The Malaysian ringgit has been one of the worst performing currencies in Asia since Donald Trump won the recent US election. Having spoken to several economists, currency strategists and traders for their views, here are a couple of possible reasons why.
1. Higher US treasury yields
Suddenly, US government bonds, the safest investments in the world, don’t seem so appealing anymore with someone who’s so far behaved like a lunatic now at the country’s helm. To compensate for this, yields, or the return you get from buying these bonds, have become much higher.

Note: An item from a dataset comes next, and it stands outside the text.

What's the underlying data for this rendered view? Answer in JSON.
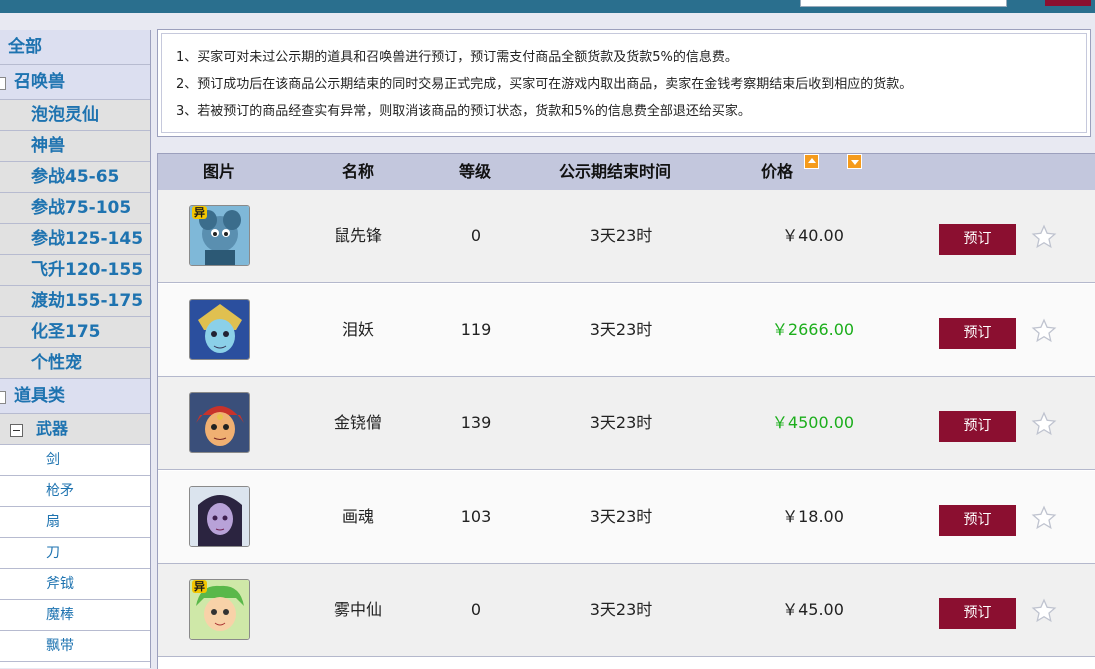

So, foreign investors are pulling their money out of high yield bonds such as those issued by Malaysia, and directing the funds into the US. It is this outflow of funds that is causing the ringgit to crash.

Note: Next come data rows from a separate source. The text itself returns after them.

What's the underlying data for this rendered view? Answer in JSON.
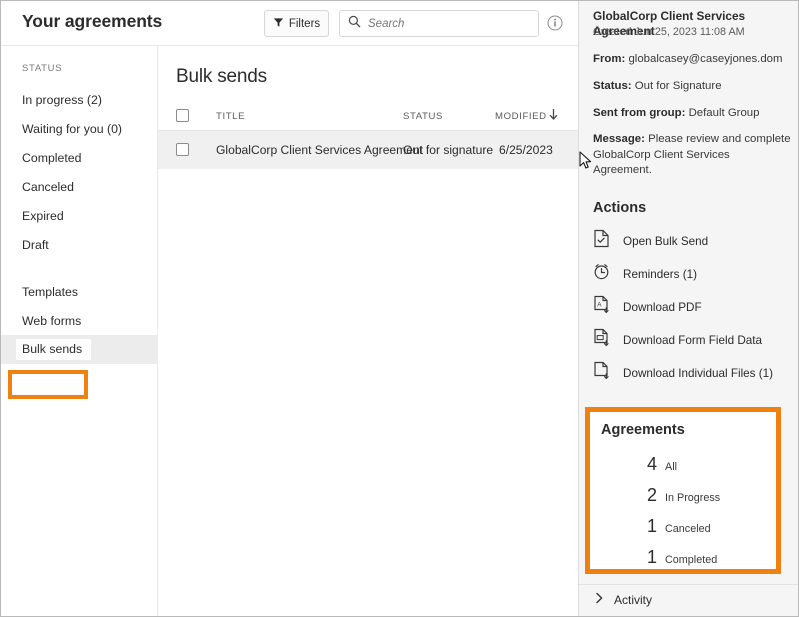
{
  "header": {
    "title": "Your agreements",
    "filters_label": "Filters",
    "filter_icon": "funnel-icon",
    "search_placeholder": "Search",
    "search_value": "",
    "search_icon": "search-icon",
    "info_icon": "info-circle-icon"
  },
  "sidebar": {
    "group_label": "STATUS",
    "items": [
      {
        "label": "In progress (2)",
        "selected": false
      },
      {
        "label": "Waiting for you (0)",
        "selected": false
      },
      {
        "label": "Completed",
        "selected": false
      },
      {
        "label": "Canceled",
        "selected": false
      },
      {
        "label": "Expired",
        "selected": false
      },
      {
        "label": "Draft",
        "selected": false
      }
    ],
    "items2": [
      {
        "label": "Templates",
        "selected": false
      },
      {
        "label": "Web forms",
        "selected": false
      },
      {
        "label": "Bulk sends",
        "selected": true
      }
    ],
    "highlight_color": "#f08010"
  },
  "main": {
    "title": "Bulk sends",
    "columns": {
      "title": "TITLE",
      "status": "STATUS",
      "modified": "MODIFIED"
    },
    "sort_icon": "arrow-down-icon",
    "rows": [
      {
        "title": "GlobalCorp Client Services Agreement",
        "status": "Out for signature",
        "modified": "6/25/2023"
      }
    ]
  },
  "details": {
    "title": "GlobalCorp Client Services Agreement",
    "created": "Created Jun 25, 2023 11:08 AM",
    "from_label": "From:",
    "from_value": "globalcasey@caseyjones.dom",
    "status_label": "Status:",
    "status_value": "Out for Signature",
    "group_label": "Sent from group:",
    "group_value": "Default Group",
    "message_label": "Message:",
    "message_value": "Please review and complete GlobalCorp Client Services Agreement."
  },
  "actions": {
    "heading": "Actions",
    "items": [
      {
        "label": "Open Bulk Send",
        "icon": "document-check-icon"
      },
      {
        "label": "Reminders (1)",
        "icon": "alarm-clock-icon"
      },
      {
        "label": "Download PDF",
        "icon": "pdf-download-icon"
      },
      {
        "label": "Download Form Field Data",
        "icon": "form-data-download-icon"
      },
      {
        "label": "Download Individual Files (1)",
        "icon": "file-download-icon"
      }
    ]
  },
  "agreements": {
    "heading": "Agreements",
    "stats": [
      {
        "count": "4",
        "label": "All"
      },
      {
        "count": "2",
        "label": "In Progress"
      },
      {
        "count": "1",
        "label": "Canceled"
      },
      {
        "count": "1",
        "label": "Completed"
      }
    ],
    "highlight_color": "#f08010"
  },
  "activity": {
    "label": "Activity",
    "icon": "chevron-right-icon"
  }
}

2. Uncertainty over trade
Najib Razak recently received some help when he sold distressed 1Mdb assets to the Chinese. The Malaysian PM recently also visited his counterpart Xi Jinping in Beijing to seal further investments by the Chinese in Malaysia. But because China is now seen as one of the biggest losers from Trump’s anti-trade ideals, Malaysia’s close ties with the country isn’t something investors are very optimistic about, so they could be dumping the ringgit for safer bets, like the Singapore dollar. During his campaigns, Trump had repeatedly vowed to bring factory jobs outsourced to the Chinese back to the US, which could roil the fragile progress China has been making in reforming its economy. Also, with the future of the TPP now on the rocks, the prospect of more expensive trade isn’t helping the currency.
Will it get worse?

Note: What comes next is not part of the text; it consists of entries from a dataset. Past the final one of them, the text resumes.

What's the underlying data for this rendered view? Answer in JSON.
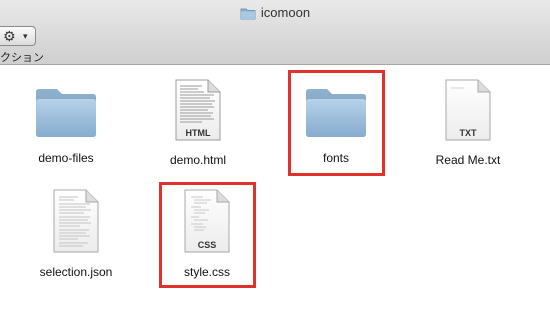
{
  "window": {
    "title": "icomoon",
    "title_icon": "folder-icon"
  },
  "toolbar": {
    "action_button_icon": "gear-icon",
    "action_menu_icon": "chevron-down-icon",
    "action_label": "クション"
  },
  "files": [
    {
      "name": "demo-files",
      "kind": "folder",
      "icon": "folder-icon"
    },
    {
      "name": "demo.html",
      "kind": "document",
      "badge": "HTML",
      "icon": "html-file-icon"
    },
    {
      "name": "fonts",
      "kind": "folder",
      "icon": "folder-icon",
      "highlighted": true
    },
    {
      "name": "Read Me.txt",
      "kind": "document",
      "badge": "TXT",
      "icon": "txt-file-icon"
    },
    {
      "name": "selection.json",
      "kind": "document",
      "icon": "json-file-icon"
    },
    {
      "name": "style.css",
      "kind": "document",
      "badge": "CSS",
      "icon": "css-file-icon",
      "highlighted": true
    }
  ],
  "colors": {
    "highlight": "#e0312b",
    "folder": "#8fb4d3"
  }
}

Probably, if and when the Fed raises its interest rates, which will cause the USD to rise. Also, don’t forget that the ECB is expected to stop its QE in March, which will make the EUR more attractive. Another reason is Malaysia’s level of debt, which is close to 55% of its GDP, or some RM630 billion ($204 billion). A third of the country’s debts are held by foreigners in the bond market, the highest among all the ASEAN countries. Any sudden pull of money out of the country could be disastrous for the currency.
Will it get better?
Never say never, especially after Malaysia’s closer relationship with China, which has a history of behaving unpredictably to protect its position in the market. Higher oil prices may also lift the ringgit. Remember, OPEC is due to meet later this month to discuss possible production cuts to balance supply against demand, which will support the price of oil, at least, over the short term. Meanwhile, oil stocks are already rising because Trump is seen as having no regard for climate change at all, and likely to be supportive of more drilling.
This article first appeared in The Edge Singapore Market Report.